** ACTIVITY **
Beginning with the line that holds "Transcribe this image's", copy each line to the end of the records exactly, except the pictures.

** DATA FOR REVIEW **

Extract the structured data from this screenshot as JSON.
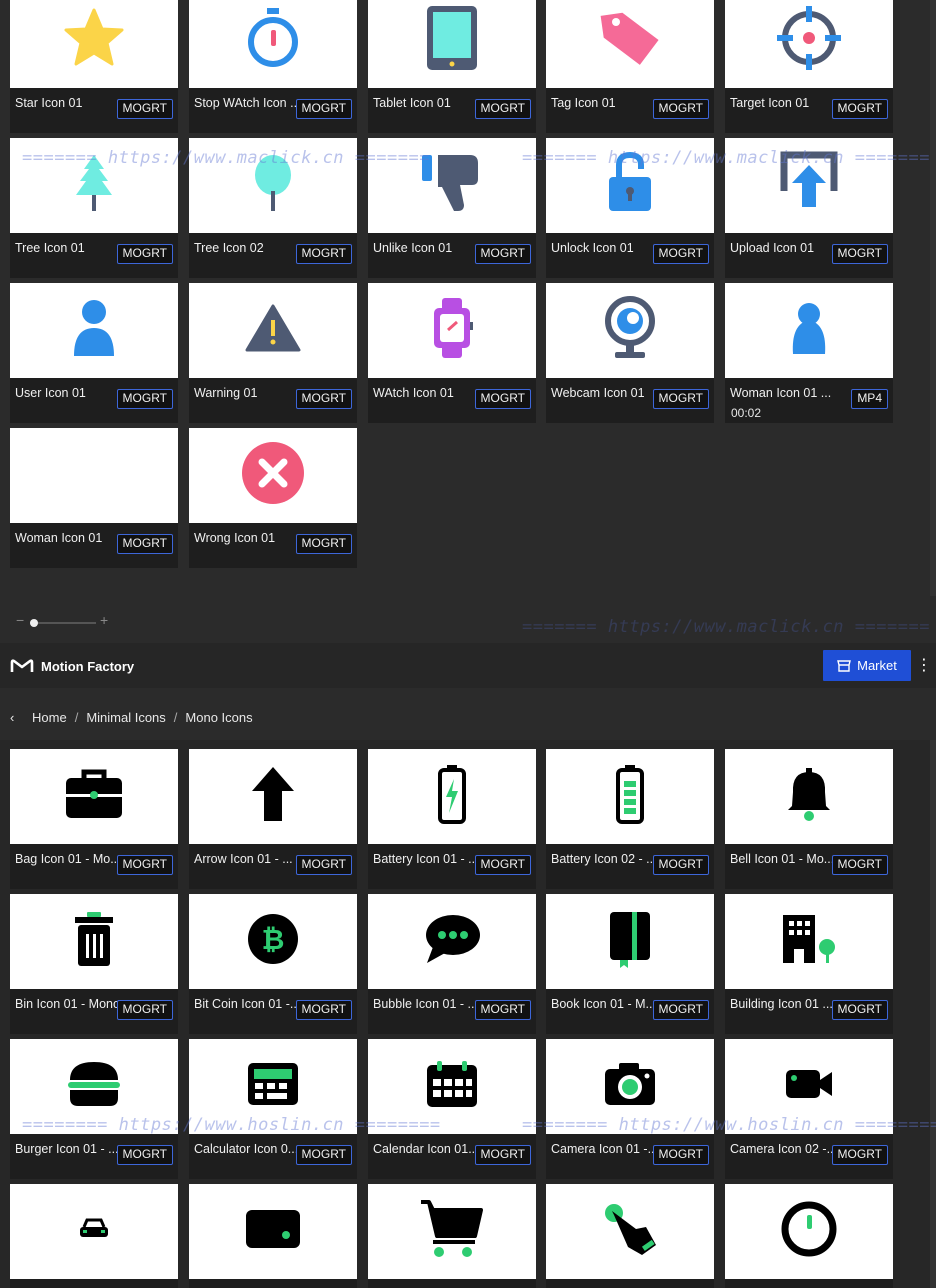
{
  "top_grid": {
    "cards": [
      {
        "title": "Star Icon 01",
        "badge": "MOGRT",
        "icon": "star-icon"
      },
      {
        "title": "Stop WAtch Icon ...",
        "badge": "MOGRT",
        "icon": "stopwatch-icon"
      },
      {
        "title": "Tablet Icon 01",
        "badge": "MOGRT",
        "icon": "tablet-icon"
      },
      {
        "title": "Tag Icon 01",
        "badge": "MOGRT",
        "icon": "tag-icon"
      },
      {
        "title": "Target Icon 01",
        "badge": "MOGRT",
        "icon": "target-icon"
      },
      {
        "title": "Tree Icon 01",
        "badge": "MOGRT",
        "icon": "tree-icon"
      },
      {
        "title": "Tree Icon 02",
        "badge": "MOGRT",
        "icon": "round-tree-icon"
      },
      {
        "title": "Unlike Icon 01",
        "badge": "MOGRT",
        "icon": "thumbs-down-icon"
      },
      {
        "title": "Unlock Icon 01",
        "badge": "MOGRT",
        "icon": "unlock-icon"
      },
      {
        "title": "Upload Icon 01",
        "badge": "MOGRT",
        "icon": "upload-icon"
      },
      {
        "title": "User Icon 01",
        "badge": "MOGRT",
        "icon": "user-icon"
      },
      {
        "title": "Warning 01",
        "badge": "MOGRT",
        "icon": "warning-icon"
      },
      {
        "title": "WAtch Icon 01",
        "badge": "MOGRT",
        "icon": "smartwatch-icon"
      },
      {
        "title": "Webcam Icon 01",
        "badge": "MOGRT",
        "icon": "webcam-icon"
      },
      {
        "title": "Woman Icon 01 ...",
        "badge": "MP4",
        "duration": "00:02",
        "icon": "woman-icon"
      },
      {
        "title": "Woman Icon 01",
        "badge": "MOGRT",
        "icon": "blank-thumbnail"
      },
      {
        "title": "Wrong Icon 01",
        "badge": "MOGRT",
        "icon": "wrong-icon"
      }
    ]
  },
  "header": {
    "app_title": "Motion Factory",
    "market_label": "Market",
    "more_glyph": "⋮"
  },
  "zoom": {
    "minus": "−",
    "plus": "+"
  },
  "breadcrumb": {
    "back_glyph": "‹",
    "items": [
      "Home",
      "Minimal Icons",
      "Mono Icons"
    ],
    "separator": "/"
  },
  "bottom_grid": {
    "cards": [
      {
        "title": "Bag Icon 01 - Mo...",
        "badge": "MOGRT",
        "icon": "briefcase-icon"
      },
      {
        "title": "Arrow Icon 01 - ...",
        "badge": "MOGRT",
        "icon": "arrow-up-icon"
      },
      {
        "title": "Battery Icon 01 - ...",
        "badge": "MOGRT",
        "icon": "battery-charging-icon"
      },
      {
        "title": "Battery Icon 02 - ...",
        "badge": "MOGRT",
        "icon": "battery-icon"
      },
      {
        "title": "Bell Icon 01 - Mo...",
        "badge": "MOGRT",
        "icon": "bell-icon"
      },
      {
        "title": "Bin Icon 01 - Mono",
        "badge": "MOGRT",
        "icon": "bin-icon"
      },
      {
        "title": "Bit Coin Icon 01 -...",
        "badge": "MOGRT",
        "icon": "bitcoin-icon"
      },
      {
        "title": "Bubble Icon 01 - ...",
        "badge": "MOGRT",
        "icon": "chat-bubble-icon"
      },
      {
        "title": "Book Icon 01 - M...",
        "badge": "MOGRT",
        "icon": "book-icon"
      },
      {
        "title": "Building Icon 01 ...",
        "badge": "MOGRT",
        "icon": "building-icon"
      },
      {
        "title": "Burger Icon 01 - ...",
        "badge": "MOGRT",
        "icon": "burger-icon"
      },
      {
        "title": "Calculator Icon 0...",
        "badge": "MOGRT",
        "icon": "calculator-icon"
      },
      {
        "title": "Calendar Icon 01...",
        "badge": "MOGRT",
        "icon": "calendar-icon"
      },
      {
        "title": "Camera Icon 01 -...",
        "badge": "MOGRT",
        "icon": "camera-icon"
      },
      {
        "title": "Camera Icon 02 -...",
        "badge": "MOGRT",
        "icon": "video-camera-icon"
      },
      {
        "title": "",
        "badge": "",
        "icon": "car-icon"
      },
      {
        "title": "",
        "badge": "",
        "icon": "card-icon"
      },
      {
        "title": "",
        "badge": "",
        "icon": "cart-icon"
      },
      {
        "title": "",
        "badge": "",
        "icon": "tap-icon"
      },
      {
        "title": "",
        "badge": "",
        "icon": "clock-icon"
      }
    ]
  },
  "watermarks": {
    "maclick": "======= https://www.maclick.cn =======",
    "hoslin": "======== https://www.hoslin.cn ========"
  },
  "colors": {
    "badge_border": "#3d66d9",
    "market_button": "#1f4fd6",
    "mono_accent": "#2ecc71"
  }
}
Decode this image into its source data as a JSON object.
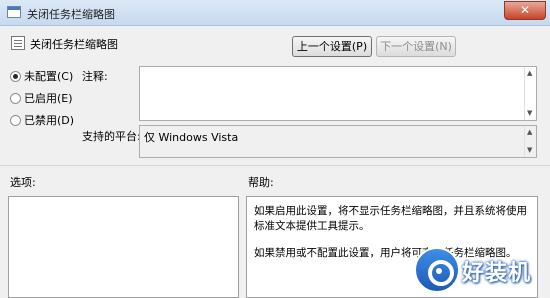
{
  "window": {
    "title": "关闭任务栏缩略图",
    "close_glyph": "✕"
  },
  "header": {
    "policy_name": "关闭任务栏缩略图",
    "prev_button": "上一个设置(P)",
    "next_button": "下一个设置(N)"
  },
  "state": {
    "options": [
      {
        "label": "未配置(C)",
        "checked": true
      },
      {
        "label": "已启用(E)",
        "checked": false
      },
      {
        "label": "已禁用(D)",
        "checked": false
      }
    ]
  },
  "comment": {
    "label": "注释:",
    "value": ""
  },
  "platform": {
    "label": "支持的平台:",
    "value": "仅 Windows Vista"
  },
  "options_panel": {
    "label": "选项:"
  },
  "help_panel": {
    "label": "帮助:",
    "paragraphs": [
      "如果启用此设置，将不显示任务栏缩略图，并且系统将使用标准文本提供工具提示。",
      "如果禁用或不配置此设置，用户将可查看任务栏缩略图。"
    ]
  },
  "watermark": {
    "text": "好装机"
  },
  "icons": {
    "window": "policy-window-icon",
    "policy": "policy-setting-icon",
    "scroll_up": "▲",
    "scroll_down": "▼"
  }
}
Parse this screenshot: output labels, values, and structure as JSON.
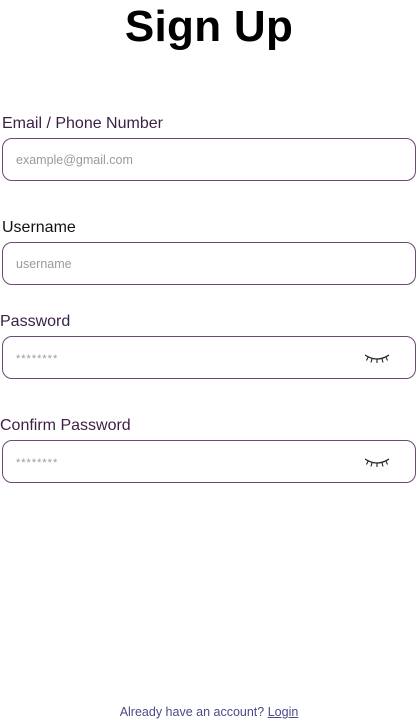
{
  "title": "Sign Up",
  "fields": [
    {
      "label": "Email / Phone Number",
      "placeholder": "example@gmail.com",
      "value": ""
    },
    {
      "label": "Username",
      "placeholder": "username",
      "value": ""
    },
    {
      "label": "Password",
      "placeholder": "********",
      "value": "",
      "icon": "eye-closed-icon"
    },
    {
      "label": "Confirm Password",
      "placeholder": "********",
      "value": "",
      "icon": "eye-closed-icon"
    }
  ],
  "footer": {
    "prompt": "Already have an account?",
    "link_label": "Login"
  },
  "colors": {
    "field_border": "#6b4a73",
    "label_text": "#3b1f45",
    "footer_text": "#4a4a8a"
  }
}
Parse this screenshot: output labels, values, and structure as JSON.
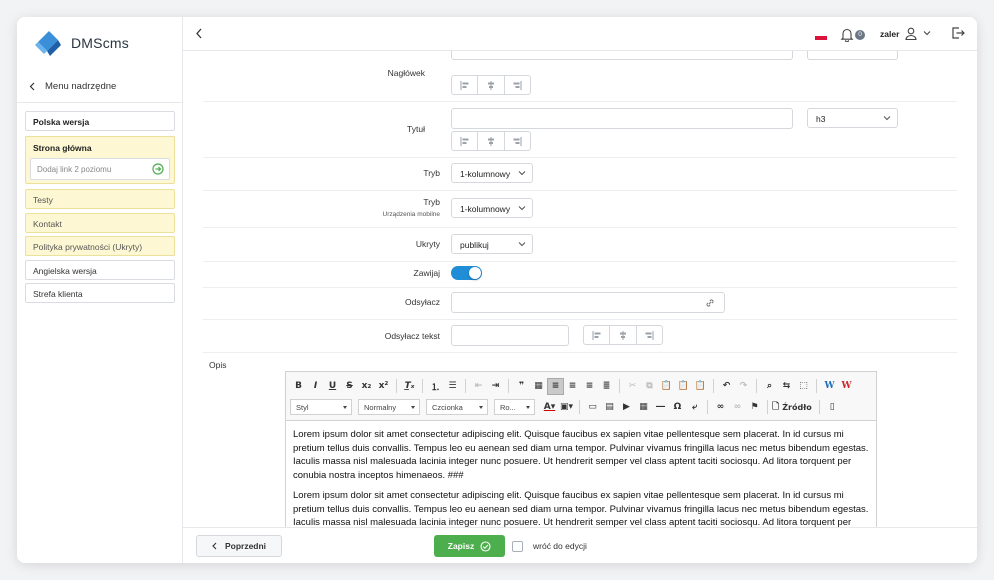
{
  "app": {
    "name": "DMScms"
  },
  "sidebar": {
    "parent_menu": "Menu nadrzędne",
    "items": [
      {
        "label": "Polska wersja"
      },
      {
        "label": "Strona główna"
      },
      {
        "label": "Dodaj link 2 poziomu"
      },
      {
        "label": "Testy"
      },
      {
        "label": "Kontakt"
      },
      {
        "label": "Polityka prywatności (Ukryty)"
      },
      {
        "label": "Angielska wersja"
      },
      {
        "label": "Strefa klienta"
      }
    ]
  },
  "header": {
    "notifications_count": "0",
    "username": "zaler"
  },
  "form": {
    "naglowek": {
      "label": "Nagłówek"
    },
    "tytul": {
      "label": "Tytuł",
      "heading_level": "h3"
    },
    "tryb": {
      "label": "Tryb",
      "value": "1-kolumnowy"
    },
    "tryb_mobile": {
      "label": "Tryb",
      "sublabel": "Urządzenia mobilne",
      "value": "1-kolumnowy"
    },
    "ukryty": {
      "label": "Ukryty",
      "value": "publikuj"
    },
    "zawijaj": {
      "label": "Zawijaj",
      "enabled": true
    },
    "odsylacz": {
      "label": "Odsyłacz"
    },
    "odsylacz_tekst": {
      "label": "Odsyłacz tekst"
    },
    "opis": {
      "label": "Opis"
    }
  },
  "editor": {
    "combos": {
      "style": "Styl",
      "format": "Normalny",
      "font": "Czcionka",
      "size": "Ro..."
    },
    "source_label": "Źródło",
    "paragraphs": [
      "Lorem ipsum dolor sit amet consectetur adipiscing elit. Quisque faucibus ex sapien vitae pellentesque sem placerat. In id cursus mi pretium tellus duis convallis. Tempus leo eu aenean sed diam urna tempor. Pulvinar vivamus fringilla lacus nec metus bibendum egestas. Iaculis massa nisl malesuada lacinia integer nunc posuere. Ut hendrerit semper vel class aptent taciti sociosqu. Ad litora torquent per conubia nostra inceptos himenaeos. ###",
      "Lorem ipsum dolor sit amet consectetur adipiscing elit. Quisque faucibus ex sapien vitae pellentesque sem placerat. In id cursus mi pretium tellus duis convallis. Tempus leo eu aenean sed diam urna tempor. Pulvinar vivamus fringilla lacus nec metus bibendum egestas. Iaculis massa nisl malesuada lacinia integer nunc posuere. Ut hendrerit semper vel class aptent taciti sociosqu. Ad litora torquent per conubia nostra inceptos himenaeos."
    ]
  },
  "footer": {
    "previous": "Poprzedni",
    "save": "Zapisz",
    "return_label": "wróć do edycji"
  },
  "colors": {
    "brand": "#1f8ed7",
    "save": "#4cae4c",
    "highlight": "#fdf8d3"
  }
}
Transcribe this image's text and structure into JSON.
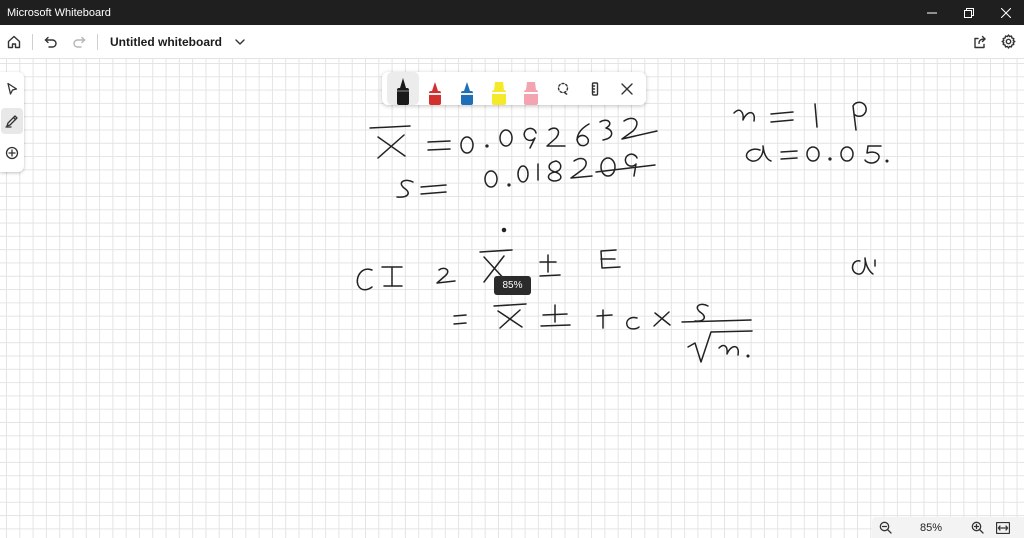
{
  "window": {
    "title": "Microsoft Whiteboard",
    "controls": [
      "minimize-icon",
      "restore-icon",
      "close-icon"
    ]
  },
  "appbar": {
    "board_title": "Untitled whiteboard",
    "icons": [
      "home-icon",
      "undo-icon",
      "redo-icon",
      "chevron-down-icon",
      "share-icon",
      "settings-icon"
    ]
  },
  "left_toolbar": {
    "tools": [
      "select-icon",
      "pen-icon",
      "add-icon"
    ],
    "active_tool": "pen-icon"
  },
  "pen_tray": {
    "pens": [
      {
        "name": "black-pen",
        "color": "#1a1a1a",
        "selected": true
      },
      {
        "name": "red-pen",
        "color": "#d32f2f"
      },
      {
        "name": "blue-pen",
        "color": "#1f6fb8"
      },
      {
        "name": "yellow-highlighter",
        "color": "#f5ea2a"
      },
      {
        "name": "pink-highlighter",
        "color": "#f4a3b0"
      }
    ],
    "icons": [
      "lasso-icon",
      "ruler-icon",
      "close-icon"
    ]
  },
  "canvas": {
    "zoom_tooltip": "85%"
  },
  "zoom_bar": {
    "zoom_level": "85%",
    "icons": [
      "zoom-out-icon",
      "zoom-in-icon",
      "fit-to-screen-icon"
    ]
  },
  "ink_text": {
    "line1": "X̄ = 0.092632",
    "line2": "s = 0.018209",
    "line3": "n = 19",
    "line4": "α = 0.05",
    "line5": "CI = X̄ ± E",
    "line6": "= X̄ ± tc × s/√n"
  }
}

** SOLUTION FOR THIS PROBLEM **
Transcribe this image's text and structure into JSON.
{
  "window": {
    "title": "Microsoft Whiteboard",
    "controls": [
      "minimize-icon",
      "restore-icon",
      "close-icon"
    ]
  },
  "appbar": {
    "board_title": "Untitled whiteboard",
    "icons": [
      "home-icon",
      "undo-icon",
      "redo-icon",
      "chevron-down-icon",
      "share-icon",
      "settings-icon"
    ]
  },
  "left_toolbar": {
    "tools": [
      "select-icon",
      "pen-icon",
      "add-icon"
    ],
    "active_tool": "pen-icon"
  },
  "pen_tray": {
    "pens": [
      {
        "name": "black-pen",
        "color": "#1a1a1a",
        "selected": true
      },
      {
        "name": "red-pen",
        "color": "#d32f2f"
      },
      {
        "name": "blue-pen",
        "color": "#1f6fb8"
      },
      {
        "name": "yellow-highlighter",
        "color": "#f5ea2a"
      },
      {
        "name": "pink-highlighter",
        "color": "#f4a3b0"
      }
    ],
    "icons": [
      "lasso-icon",
      "ruler-icon",
      "close-icon"
    ]
  },
  "canvas": {
    "zoom_tooltip": "85%"
  },
  "zoom_bar": {
    "zoom_level": "85%",
    "icons": [
      "zoom-out-icon",
      "zoom-in-icon",
      "fit-to-screen-icon"
    ]
  },
  "ink_text": {
    "line1": "X̄ = 0.092632",
    "line2": "s = 0.018209",
    "line3": "n = 19",
    "line4": "α = 0.05",
    "line5": "CI = X̄ ± E",
    "line6": "= X̄ ± tc × s/√n"
  }
}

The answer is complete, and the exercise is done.